Professor Samuel Ernst’s article “Patent Exhaustion for the Exhausted Defendant: Should Parties Be Able to Contract Around Exhaustion in Settling Patent Litigation?” was recently published in
University of Illinois Journal of Law, Technology & Polic
y (Volume 2014, Issue 2, 2014).
Excerpt from the abstract:
“The first sale doctrine provides that when a patent holder unconditionally authorizes another party to sell a patented item, the patent holder’s right to exclude with respect to the patented item is “exhausted.” The licensee can then sell the patented item to a third party — a downstream purchaser — and the patent holder will not be able to sue the third party for patent infringement based on the resale or other use of that item. A principal animating policy behind the exhaustion doctrine is to prevent patent-holders from receiving overcompensation for their patented inventions by, for example, aggregating royalties along multiple points in the production and distribution chain.

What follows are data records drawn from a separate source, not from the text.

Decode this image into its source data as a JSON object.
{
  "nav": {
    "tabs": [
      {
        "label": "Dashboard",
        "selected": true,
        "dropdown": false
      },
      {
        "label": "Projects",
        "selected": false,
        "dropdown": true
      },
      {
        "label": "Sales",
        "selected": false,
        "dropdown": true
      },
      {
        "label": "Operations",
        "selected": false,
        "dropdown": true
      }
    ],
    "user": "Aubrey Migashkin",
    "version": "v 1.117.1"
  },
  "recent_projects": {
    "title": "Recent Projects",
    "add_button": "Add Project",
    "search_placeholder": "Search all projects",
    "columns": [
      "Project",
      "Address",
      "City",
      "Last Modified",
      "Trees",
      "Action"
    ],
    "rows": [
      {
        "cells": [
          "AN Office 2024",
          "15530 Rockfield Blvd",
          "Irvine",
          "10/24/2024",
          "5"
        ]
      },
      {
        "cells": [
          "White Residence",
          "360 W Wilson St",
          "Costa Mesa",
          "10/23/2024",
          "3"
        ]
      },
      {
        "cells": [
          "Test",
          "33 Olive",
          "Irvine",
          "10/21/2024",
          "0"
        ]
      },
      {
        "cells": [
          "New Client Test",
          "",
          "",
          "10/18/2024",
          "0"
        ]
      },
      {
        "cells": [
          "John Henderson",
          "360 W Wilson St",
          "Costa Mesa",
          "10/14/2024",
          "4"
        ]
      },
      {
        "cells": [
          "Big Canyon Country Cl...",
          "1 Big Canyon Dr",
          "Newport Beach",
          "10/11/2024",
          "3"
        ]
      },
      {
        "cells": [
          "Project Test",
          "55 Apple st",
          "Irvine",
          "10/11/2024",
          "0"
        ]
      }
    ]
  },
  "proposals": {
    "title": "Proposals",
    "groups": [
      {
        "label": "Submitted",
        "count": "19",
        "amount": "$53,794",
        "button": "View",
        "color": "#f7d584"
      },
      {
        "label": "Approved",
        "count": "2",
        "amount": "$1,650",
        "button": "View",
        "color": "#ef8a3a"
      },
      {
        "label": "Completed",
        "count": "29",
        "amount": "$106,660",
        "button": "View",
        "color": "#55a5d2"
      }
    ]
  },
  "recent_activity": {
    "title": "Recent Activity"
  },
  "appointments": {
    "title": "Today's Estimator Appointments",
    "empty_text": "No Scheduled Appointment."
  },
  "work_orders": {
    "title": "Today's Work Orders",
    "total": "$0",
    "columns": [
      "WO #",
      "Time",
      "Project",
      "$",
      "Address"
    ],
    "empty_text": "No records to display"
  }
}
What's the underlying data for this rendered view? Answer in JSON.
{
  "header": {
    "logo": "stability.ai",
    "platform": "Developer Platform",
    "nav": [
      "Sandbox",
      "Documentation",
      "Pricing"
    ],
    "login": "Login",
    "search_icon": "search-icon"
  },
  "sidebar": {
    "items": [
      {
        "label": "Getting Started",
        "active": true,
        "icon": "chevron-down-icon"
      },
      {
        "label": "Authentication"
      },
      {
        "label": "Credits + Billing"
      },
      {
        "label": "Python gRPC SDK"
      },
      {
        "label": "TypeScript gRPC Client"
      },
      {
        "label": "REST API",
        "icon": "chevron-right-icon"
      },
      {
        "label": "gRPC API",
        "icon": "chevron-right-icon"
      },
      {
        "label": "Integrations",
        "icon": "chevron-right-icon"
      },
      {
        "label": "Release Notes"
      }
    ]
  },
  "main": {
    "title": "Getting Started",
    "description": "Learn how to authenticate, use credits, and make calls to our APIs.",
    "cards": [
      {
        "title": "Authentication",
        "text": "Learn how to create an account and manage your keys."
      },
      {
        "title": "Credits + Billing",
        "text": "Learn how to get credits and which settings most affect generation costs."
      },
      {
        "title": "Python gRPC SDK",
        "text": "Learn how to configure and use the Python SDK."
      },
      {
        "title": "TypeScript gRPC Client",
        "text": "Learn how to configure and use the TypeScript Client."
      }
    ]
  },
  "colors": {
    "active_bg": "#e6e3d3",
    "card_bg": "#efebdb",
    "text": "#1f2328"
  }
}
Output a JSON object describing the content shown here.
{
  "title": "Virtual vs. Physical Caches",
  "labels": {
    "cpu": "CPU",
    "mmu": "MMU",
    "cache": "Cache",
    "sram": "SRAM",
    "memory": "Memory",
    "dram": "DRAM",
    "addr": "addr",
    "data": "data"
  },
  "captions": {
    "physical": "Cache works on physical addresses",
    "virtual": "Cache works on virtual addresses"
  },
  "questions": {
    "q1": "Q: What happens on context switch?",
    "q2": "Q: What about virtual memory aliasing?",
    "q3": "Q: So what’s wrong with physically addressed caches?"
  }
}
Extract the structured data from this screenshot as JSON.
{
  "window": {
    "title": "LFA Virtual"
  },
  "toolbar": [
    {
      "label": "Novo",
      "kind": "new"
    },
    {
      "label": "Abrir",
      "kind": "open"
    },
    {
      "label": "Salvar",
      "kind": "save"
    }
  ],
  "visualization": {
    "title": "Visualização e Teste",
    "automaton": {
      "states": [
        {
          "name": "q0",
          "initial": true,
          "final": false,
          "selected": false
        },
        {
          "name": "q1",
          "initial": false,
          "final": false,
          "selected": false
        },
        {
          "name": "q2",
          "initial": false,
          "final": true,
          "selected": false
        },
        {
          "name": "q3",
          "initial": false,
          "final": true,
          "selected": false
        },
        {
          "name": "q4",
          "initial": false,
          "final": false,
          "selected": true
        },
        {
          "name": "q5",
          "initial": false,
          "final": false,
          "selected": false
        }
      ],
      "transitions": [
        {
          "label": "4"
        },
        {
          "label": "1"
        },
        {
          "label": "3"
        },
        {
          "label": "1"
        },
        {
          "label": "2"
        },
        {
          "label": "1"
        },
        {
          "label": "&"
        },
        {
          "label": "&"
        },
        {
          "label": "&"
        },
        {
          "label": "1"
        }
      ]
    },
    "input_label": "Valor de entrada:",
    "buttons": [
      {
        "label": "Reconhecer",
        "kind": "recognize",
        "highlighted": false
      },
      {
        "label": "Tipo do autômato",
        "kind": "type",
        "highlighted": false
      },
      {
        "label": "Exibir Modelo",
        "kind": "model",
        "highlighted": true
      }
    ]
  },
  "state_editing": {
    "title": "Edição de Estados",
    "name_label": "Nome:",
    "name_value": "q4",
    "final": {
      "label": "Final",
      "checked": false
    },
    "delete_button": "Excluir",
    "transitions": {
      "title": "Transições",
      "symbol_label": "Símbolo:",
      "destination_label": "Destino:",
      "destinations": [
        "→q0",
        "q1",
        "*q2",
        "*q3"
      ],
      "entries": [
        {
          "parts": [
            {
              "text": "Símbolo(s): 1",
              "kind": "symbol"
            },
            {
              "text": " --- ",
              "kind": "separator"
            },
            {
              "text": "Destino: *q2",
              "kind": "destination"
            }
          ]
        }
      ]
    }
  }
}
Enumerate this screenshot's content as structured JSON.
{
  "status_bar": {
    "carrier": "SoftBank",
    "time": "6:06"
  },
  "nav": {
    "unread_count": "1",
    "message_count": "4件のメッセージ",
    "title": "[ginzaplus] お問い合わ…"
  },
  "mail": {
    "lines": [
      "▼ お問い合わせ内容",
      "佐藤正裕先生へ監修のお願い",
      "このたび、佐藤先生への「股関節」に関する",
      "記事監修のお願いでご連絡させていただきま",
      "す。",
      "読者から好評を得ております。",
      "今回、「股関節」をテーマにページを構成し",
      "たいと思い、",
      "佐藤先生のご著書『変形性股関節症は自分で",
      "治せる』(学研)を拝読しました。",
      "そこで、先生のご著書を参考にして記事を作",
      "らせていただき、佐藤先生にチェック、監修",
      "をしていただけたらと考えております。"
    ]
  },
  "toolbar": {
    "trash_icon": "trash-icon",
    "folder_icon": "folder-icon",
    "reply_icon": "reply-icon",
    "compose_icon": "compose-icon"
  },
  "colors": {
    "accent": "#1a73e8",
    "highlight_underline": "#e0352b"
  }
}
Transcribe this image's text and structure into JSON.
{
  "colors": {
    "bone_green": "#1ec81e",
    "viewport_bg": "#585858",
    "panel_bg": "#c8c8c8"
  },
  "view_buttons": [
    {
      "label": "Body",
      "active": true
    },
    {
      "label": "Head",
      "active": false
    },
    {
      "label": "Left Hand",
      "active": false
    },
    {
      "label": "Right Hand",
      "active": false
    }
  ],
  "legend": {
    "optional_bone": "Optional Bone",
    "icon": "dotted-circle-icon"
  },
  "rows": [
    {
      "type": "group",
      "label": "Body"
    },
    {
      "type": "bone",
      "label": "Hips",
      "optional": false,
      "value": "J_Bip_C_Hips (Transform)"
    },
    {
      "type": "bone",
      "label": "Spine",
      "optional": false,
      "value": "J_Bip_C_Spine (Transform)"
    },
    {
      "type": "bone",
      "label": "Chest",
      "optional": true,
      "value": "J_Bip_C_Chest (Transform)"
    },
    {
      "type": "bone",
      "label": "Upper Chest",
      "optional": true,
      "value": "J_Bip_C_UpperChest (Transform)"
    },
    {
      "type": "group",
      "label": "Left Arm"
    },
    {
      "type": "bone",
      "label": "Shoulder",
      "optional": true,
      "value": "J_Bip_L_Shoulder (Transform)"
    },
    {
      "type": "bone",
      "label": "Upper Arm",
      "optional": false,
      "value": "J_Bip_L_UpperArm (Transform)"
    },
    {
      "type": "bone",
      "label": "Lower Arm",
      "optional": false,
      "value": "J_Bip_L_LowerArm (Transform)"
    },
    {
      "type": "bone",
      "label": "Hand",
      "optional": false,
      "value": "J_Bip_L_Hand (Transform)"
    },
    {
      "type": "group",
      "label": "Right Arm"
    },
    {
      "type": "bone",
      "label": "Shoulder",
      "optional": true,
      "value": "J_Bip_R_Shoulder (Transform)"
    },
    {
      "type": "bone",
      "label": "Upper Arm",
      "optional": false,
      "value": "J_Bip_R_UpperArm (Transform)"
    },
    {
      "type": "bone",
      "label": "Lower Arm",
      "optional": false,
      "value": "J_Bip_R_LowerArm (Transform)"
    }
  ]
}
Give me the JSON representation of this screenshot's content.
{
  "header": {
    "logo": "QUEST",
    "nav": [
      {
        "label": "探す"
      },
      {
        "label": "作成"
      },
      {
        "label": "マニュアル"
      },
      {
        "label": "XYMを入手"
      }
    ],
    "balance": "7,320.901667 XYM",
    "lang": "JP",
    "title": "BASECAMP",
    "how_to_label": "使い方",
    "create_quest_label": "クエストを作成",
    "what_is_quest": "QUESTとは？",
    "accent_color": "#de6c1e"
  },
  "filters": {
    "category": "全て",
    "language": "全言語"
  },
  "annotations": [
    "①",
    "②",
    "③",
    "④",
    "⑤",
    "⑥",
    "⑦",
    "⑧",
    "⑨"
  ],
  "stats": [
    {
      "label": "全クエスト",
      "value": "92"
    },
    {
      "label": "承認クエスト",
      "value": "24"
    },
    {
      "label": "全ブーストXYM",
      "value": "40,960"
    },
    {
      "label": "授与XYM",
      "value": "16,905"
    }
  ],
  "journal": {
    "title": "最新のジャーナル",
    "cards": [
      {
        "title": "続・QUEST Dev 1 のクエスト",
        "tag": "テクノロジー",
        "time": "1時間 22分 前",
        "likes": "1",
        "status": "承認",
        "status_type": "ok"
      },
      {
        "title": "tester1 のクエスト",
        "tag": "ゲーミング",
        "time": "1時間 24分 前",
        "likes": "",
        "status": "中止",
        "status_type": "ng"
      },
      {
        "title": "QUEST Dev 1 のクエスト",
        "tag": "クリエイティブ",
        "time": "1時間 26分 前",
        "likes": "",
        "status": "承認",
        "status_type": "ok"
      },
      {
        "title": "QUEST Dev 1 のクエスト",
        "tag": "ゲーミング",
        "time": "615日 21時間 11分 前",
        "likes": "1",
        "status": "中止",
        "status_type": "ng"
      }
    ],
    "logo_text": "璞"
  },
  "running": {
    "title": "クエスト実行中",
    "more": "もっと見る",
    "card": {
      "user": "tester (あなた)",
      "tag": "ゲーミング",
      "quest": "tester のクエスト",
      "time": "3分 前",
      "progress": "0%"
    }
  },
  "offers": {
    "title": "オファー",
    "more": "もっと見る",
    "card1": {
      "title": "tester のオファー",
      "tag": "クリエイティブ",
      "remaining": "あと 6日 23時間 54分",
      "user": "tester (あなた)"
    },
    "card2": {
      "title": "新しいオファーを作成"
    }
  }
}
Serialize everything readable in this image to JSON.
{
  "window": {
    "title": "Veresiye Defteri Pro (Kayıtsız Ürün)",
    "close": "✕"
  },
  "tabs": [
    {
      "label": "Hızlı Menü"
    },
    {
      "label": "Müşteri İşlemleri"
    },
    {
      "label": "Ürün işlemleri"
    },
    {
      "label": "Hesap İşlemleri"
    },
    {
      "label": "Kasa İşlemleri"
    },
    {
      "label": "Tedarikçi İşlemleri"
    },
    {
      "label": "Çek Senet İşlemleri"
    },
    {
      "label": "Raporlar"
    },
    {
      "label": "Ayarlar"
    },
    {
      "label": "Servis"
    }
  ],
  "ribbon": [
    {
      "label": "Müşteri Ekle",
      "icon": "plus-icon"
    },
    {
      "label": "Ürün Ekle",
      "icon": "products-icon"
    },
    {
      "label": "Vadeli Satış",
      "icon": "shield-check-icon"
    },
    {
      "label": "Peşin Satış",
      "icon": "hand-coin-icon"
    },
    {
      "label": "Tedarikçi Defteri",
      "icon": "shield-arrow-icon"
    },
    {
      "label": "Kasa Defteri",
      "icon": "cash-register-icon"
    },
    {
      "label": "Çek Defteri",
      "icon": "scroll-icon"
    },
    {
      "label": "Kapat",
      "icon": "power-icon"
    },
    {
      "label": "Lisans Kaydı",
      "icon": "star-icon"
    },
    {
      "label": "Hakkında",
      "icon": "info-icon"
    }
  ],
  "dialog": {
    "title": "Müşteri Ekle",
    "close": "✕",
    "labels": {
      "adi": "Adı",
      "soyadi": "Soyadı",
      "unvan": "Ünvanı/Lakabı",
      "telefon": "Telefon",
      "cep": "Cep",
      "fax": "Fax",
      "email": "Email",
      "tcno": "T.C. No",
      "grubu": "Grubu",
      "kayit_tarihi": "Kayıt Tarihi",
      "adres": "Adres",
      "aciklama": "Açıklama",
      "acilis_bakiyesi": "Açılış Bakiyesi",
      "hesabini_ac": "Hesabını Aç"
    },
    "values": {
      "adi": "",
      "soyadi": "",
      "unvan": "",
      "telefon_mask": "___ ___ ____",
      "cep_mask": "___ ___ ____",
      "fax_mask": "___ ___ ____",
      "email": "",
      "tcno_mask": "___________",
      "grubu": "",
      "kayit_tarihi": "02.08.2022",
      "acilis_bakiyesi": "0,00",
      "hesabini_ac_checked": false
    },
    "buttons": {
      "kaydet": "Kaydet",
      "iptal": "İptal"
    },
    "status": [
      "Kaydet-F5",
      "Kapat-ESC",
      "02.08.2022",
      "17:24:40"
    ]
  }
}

Patent-holders settling infringement litigation often seek to draft a license agreement that precludes application of the exhaustion doctrine, so that they may continue to pursue licensed products downstream. Such provisions are likely ineffective if drafted as post-sale restrictions on what downstream purchasers may do with their patented products. However, it is possible to contract around exhaustion by limiting the scope of the authorized sale (a “pre-sale restriction”) or through other clever licensing devices that are described in this paper.
But should such provisions be enforceable? The prevailing view in the academic literature argues from a law and economics perspective that it is economically efficient to allow patent holders to license their patents at multiple points along the production chain, and that the free market will curb patent holders’ ability to receive double-recovery.”
is an assistant professor of law at Chapman University Dale E. Fowler School of Law. Professor Ernst’s scholarship focuses on patent law and he teaches in the areas of intellectual property, contracts, and civil litigation practice. Prior to joining the Fowler School of Law, Professor Ernst was a partner at the international law firm of Covington & Burling in San Francisco, practicing intellectual property, commercial, and appellate litigation, while maintaining an active pro bono practice focusing on veterans disability recovery and homeless advocacy. Professor Ernst earned his JD
magna cum laude
from Georgetown University Law Center, an M.A. in comparative literature from the University of California Los Angeles and his B.A. in modern literary studies from University of California Santa Cruz.